Throughout the week, I read a lot of blog-posts, articles, etc., that has to do with things that interest me
- data science
- data in general
- distributed computing
- SQL Server
- transactions (both db as well as non db)
- and other “stuff”
This is the “roundup” of the posts that has been most interesting to me, this week.
- Deep Learning for Sensor Fusion and Sequence Classification. Faisal discusses how the Microsoft Cognitive Toolkit can be used for sequence classification.
- Data Preprocessing vs. Data Wrangling in Machine Learning Projects. Article from InfoQ, which compares different alternative techniques to prepare data for machine learning. Techniques include extract-transform-load (ETL) batch processing, streaming ingestion and data wrangling.
- TensorFlow 1.0 Released. Another article from InfoQ. This article is about the release of Google’s TensorFlow.
- rxNeuralNet vs. xgBoost vs. H2O. In version 9.0.3 of Microsoft R Server, Microsoft has introduced a new package for Microsoft R Server; MicrosoftML. The package brings new machine learning functionality with improvements in speed, performance and scalability. In Tomaz blog-post he puts the new functionality to test.

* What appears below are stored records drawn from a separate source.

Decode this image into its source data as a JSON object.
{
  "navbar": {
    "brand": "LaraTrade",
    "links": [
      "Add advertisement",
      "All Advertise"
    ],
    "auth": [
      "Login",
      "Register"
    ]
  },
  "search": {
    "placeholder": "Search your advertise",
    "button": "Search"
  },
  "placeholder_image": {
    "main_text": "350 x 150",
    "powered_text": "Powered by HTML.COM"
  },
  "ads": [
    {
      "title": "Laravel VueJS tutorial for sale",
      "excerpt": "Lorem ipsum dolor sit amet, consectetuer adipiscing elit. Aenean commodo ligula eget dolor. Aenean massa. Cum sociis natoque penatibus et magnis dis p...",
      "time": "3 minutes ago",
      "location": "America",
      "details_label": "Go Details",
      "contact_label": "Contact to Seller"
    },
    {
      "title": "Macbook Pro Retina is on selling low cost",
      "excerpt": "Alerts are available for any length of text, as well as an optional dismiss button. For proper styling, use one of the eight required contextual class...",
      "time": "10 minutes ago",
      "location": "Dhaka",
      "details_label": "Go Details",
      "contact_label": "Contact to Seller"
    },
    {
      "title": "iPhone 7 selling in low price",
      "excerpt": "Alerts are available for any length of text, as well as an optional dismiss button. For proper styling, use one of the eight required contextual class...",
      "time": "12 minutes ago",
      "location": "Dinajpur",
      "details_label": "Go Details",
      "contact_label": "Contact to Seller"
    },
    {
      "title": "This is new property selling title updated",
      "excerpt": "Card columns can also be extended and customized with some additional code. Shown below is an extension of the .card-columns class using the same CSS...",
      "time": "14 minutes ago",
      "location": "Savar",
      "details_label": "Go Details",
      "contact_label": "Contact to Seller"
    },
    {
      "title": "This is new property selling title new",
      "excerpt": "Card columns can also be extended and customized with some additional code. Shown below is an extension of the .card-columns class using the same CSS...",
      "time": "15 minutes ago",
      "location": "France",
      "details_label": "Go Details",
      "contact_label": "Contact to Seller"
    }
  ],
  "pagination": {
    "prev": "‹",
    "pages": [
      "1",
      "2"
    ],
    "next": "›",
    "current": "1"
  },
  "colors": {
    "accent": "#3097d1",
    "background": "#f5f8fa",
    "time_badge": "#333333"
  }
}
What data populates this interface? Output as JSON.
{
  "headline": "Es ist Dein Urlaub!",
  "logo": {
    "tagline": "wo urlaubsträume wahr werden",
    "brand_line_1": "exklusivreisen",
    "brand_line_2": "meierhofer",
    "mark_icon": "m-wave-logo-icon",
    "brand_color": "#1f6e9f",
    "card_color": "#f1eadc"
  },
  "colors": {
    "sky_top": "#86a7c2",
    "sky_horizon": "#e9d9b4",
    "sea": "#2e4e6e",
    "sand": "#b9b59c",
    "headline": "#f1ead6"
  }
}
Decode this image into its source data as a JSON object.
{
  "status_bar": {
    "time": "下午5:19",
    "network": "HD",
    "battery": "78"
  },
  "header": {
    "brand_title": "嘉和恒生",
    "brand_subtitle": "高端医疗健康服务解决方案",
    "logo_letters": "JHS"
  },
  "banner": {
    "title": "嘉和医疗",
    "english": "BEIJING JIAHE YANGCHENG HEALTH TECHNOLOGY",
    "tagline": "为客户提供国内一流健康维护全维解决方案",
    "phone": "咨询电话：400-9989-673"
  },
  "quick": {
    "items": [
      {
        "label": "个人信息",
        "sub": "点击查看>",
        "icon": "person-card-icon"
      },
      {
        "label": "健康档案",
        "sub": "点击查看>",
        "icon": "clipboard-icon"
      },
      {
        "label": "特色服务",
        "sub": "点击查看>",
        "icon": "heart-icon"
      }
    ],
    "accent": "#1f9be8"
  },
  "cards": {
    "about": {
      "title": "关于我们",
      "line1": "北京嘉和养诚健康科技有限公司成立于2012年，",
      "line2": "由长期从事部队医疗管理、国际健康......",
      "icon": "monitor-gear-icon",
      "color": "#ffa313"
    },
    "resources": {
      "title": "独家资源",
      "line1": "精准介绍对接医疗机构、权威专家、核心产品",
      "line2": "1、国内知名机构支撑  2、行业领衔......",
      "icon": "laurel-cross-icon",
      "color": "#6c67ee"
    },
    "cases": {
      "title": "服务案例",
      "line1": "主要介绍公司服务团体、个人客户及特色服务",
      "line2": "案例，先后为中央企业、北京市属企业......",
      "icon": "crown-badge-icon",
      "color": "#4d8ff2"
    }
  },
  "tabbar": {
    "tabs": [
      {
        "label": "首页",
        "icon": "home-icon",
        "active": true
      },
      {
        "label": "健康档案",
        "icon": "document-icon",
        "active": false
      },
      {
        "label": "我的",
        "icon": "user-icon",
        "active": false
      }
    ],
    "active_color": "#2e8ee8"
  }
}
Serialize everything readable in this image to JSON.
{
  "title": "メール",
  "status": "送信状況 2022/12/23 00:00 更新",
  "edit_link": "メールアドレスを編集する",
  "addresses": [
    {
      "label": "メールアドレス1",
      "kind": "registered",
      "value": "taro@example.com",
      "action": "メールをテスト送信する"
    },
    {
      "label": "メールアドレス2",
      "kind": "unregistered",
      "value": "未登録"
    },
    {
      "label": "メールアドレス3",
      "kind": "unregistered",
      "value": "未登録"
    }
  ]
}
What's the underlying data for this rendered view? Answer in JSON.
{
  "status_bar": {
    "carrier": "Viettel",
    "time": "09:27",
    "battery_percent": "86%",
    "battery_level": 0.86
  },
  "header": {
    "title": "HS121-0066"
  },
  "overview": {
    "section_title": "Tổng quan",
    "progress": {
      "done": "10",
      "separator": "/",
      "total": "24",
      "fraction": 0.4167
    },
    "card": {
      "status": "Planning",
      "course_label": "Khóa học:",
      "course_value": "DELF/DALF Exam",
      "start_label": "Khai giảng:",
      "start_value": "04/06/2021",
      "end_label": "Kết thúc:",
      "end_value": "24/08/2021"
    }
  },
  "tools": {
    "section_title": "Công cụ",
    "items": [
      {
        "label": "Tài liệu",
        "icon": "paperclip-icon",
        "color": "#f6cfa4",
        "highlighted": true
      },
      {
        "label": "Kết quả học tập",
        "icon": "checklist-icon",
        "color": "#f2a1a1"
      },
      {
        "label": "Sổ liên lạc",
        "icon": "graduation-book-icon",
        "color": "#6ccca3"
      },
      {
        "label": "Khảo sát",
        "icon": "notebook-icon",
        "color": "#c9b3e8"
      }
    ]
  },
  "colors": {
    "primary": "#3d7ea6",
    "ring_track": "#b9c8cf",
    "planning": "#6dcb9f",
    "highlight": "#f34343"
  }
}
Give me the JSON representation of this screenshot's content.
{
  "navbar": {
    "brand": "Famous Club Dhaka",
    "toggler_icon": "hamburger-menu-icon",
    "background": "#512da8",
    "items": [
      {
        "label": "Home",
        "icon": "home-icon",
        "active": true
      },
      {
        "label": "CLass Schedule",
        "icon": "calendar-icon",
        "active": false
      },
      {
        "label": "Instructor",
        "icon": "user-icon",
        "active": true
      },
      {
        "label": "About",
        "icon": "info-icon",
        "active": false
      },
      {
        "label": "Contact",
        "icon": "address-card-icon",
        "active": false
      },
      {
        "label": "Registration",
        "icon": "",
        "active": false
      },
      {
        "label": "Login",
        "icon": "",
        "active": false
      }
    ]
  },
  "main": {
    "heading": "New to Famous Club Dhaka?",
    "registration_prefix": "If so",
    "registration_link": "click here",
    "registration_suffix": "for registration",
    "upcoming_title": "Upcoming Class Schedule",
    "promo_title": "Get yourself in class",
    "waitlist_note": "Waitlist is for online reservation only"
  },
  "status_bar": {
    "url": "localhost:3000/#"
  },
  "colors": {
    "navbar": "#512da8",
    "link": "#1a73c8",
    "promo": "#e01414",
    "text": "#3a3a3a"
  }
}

- Microsoft Data Science Newsletter. If you are interested in what Microsoft is doing in data science you should definitely subscribe to the monthly newsletter.
- Employee Retention with R Based Data Science Accelerator. Cool “stuff from” Revolution Analytics about how to use R to analyze employee retention.
- Announcing R Tools for Visual Studio. R Tools for Visual Studio has been released!
- Redundancy does not imply fault tolerance: analysis of distributed storage reactions to single errors and corruptions. Adrian dissects a white-paper pertaining to how distributed storage reacts to errors and corruptions. My conclusion; be afraid, be very afraid!
- Why PFS pages cannot be repaired. Paul Randal from SQLskills fame explains why DBCC CHECKDB cannot repair Page Free Space pages. Very cool “stuff”!
- SQL Server on Linux, will it perform?. This is the slide deck from Slava Oks presentation at QCon in London this year about SQL Server on Linux. Amazing! Cannot wait for the video to be published!
- Context in perspective 1: What the CPU sees in you. Ewald has a series about context in SQL Server, and this is the first post. So, so interesting! As a side note; you should really follow Ewald’s blog if you are interested in various and sundry, deeply technical topics of how SQL Server works under the covers! WinDbg FTW!
That’s all for this week. I hope you enjoy what I did put together. If you have ideas for what to cover, please comment on this post or ping me.